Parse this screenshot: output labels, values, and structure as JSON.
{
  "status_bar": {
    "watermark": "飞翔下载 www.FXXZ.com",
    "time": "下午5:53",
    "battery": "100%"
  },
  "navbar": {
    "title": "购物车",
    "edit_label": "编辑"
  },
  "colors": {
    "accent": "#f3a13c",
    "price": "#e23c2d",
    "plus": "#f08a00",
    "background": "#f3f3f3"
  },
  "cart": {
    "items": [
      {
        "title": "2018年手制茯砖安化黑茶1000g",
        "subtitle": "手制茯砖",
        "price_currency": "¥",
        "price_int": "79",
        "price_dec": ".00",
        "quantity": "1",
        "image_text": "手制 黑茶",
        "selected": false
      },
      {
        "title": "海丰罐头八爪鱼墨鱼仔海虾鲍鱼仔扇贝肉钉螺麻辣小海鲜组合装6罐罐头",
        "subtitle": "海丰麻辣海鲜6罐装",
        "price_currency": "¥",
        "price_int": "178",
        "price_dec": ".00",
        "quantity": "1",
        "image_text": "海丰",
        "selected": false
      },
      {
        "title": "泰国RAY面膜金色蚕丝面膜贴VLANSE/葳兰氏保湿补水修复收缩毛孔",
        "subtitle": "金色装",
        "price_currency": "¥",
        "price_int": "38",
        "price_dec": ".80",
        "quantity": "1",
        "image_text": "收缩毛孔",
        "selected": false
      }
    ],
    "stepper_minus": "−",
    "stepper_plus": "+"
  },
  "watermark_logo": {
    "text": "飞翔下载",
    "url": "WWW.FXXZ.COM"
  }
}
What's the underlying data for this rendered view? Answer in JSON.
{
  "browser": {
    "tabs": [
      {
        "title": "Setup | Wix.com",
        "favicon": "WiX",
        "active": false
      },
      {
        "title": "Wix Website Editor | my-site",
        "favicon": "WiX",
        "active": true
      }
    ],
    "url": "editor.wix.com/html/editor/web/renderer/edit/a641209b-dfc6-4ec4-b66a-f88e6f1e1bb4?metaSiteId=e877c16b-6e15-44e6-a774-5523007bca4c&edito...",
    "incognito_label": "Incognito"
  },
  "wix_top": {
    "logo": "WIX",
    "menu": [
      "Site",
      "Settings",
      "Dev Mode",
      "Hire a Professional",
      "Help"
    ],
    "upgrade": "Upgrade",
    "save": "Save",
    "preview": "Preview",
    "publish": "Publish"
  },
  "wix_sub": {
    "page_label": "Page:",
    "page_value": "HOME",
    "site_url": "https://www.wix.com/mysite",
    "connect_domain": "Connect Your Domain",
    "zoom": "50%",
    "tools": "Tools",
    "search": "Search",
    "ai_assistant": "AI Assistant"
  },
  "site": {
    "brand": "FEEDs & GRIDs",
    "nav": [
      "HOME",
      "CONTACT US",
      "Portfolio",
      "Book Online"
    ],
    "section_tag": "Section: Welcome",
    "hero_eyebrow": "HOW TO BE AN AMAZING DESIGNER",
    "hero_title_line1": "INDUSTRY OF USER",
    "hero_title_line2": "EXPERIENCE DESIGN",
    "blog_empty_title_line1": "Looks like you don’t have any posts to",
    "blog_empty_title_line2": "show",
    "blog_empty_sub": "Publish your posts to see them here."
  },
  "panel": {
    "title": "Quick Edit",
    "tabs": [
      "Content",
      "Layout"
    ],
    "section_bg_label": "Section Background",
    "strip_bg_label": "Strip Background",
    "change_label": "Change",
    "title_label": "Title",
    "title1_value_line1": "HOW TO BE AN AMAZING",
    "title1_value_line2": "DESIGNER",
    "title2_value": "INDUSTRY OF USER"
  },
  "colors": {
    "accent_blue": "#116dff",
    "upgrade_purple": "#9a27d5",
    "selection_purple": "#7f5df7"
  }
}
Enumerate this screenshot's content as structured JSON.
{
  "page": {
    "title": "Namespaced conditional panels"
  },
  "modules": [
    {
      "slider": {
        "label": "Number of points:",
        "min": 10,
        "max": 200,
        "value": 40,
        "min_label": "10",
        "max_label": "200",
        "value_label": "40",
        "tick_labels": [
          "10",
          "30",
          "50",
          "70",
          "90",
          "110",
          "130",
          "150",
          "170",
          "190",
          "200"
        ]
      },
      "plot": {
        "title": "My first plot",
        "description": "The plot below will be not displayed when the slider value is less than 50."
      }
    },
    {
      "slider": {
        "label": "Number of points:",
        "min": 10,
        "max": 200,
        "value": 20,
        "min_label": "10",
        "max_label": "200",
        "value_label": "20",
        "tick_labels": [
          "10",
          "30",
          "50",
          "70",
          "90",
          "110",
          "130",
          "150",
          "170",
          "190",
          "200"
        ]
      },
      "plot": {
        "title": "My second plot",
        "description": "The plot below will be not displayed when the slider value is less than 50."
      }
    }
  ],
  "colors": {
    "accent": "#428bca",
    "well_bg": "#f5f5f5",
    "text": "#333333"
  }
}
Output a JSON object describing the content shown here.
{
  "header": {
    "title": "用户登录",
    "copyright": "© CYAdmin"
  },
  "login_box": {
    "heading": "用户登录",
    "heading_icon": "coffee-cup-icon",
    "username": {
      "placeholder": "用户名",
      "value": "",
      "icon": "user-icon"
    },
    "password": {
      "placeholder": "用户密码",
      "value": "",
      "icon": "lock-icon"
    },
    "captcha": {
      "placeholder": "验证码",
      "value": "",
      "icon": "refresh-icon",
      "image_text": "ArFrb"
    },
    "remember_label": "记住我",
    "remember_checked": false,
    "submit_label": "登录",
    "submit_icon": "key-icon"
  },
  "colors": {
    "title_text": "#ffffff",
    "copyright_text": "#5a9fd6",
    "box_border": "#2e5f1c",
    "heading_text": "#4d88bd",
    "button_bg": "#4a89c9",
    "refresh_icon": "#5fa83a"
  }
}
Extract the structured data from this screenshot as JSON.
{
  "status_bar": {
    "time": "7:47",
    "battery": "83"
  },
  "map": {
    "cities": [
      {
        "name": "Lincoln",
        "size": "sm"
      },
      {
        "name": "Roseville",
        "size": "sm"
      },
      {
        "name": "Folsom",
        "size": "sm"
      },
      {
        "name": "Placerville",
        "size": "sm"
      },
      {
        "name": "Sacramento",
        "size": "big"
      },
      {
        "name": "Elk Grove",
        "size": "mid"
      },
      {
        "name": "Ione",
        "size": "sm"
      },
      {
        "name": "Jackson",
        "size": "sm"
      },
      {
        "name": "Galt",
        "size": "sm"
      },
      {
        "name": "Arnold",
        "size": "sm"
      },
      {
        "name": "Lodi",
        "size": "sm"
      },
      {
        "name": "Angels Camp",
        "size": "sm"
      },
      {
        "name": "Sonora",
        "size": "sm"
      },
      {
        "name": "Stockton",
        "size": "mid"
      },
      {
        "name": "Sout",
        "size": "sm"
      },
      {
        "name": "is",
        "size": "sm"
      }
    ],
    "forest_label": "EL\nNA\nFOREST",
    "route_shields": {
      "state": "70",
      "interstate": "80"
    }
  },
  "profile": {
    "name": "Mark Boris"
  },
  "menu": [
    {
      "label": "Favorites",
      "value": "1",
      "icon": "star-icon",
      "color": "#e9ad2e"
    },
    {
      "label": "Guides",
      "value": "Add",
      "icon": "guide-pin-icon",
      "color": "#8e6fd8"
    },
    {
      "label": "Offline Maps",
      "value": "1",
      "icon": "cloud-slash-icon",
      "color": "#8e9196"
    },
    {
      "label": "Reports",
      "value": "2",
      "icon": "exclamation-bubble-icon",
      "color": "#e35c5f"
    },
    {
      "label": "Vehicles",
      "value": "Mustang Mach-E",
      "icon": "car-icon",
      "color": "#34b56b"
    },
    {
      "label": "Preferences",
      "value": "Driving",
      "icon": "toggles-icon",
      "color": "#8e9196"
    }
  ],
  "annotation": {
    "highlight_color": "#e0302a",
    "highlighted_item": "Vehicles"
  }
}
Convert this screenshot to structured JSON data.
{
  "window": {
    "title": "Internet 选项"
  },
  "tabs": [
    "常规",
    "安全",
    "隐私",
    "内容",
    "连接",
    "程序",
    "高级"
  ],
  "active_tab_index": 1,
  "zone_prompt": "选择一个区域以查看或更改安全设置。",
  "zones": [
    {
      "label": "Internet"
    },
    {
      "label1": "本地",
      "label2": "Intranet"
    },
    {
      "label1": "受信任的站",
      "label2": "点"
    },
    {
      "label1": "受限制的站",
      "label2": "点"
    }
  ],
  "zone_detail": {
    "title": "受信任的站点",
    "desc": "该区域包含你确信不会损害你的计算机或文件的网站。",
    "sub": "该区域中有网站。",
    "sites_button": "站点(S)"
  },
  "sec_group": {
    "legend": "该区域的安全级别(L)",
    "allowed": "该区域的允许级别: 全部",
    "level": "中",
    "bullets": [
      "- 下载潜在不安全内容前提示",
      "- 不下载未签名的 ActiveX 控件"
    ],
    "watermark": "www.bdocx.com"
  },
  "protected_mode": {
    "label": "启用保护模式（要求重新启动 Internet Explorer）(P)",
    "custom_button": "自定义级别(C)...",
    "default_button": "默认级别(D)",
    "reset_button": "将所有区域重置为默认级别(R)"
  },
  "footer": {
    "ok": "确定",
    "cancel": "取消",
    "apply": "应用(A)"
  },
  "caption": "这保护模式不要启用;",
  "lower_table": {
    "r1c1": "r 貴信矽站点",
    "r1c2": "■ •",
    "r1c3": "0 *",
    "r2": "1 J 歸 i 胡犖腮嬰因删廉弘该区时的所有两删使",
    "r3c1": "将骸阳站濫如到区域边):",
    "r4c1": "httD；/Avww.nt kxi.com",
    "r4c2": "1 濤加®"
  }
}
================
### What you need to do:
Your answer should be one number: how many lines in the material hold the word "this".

### Solved exercise:
5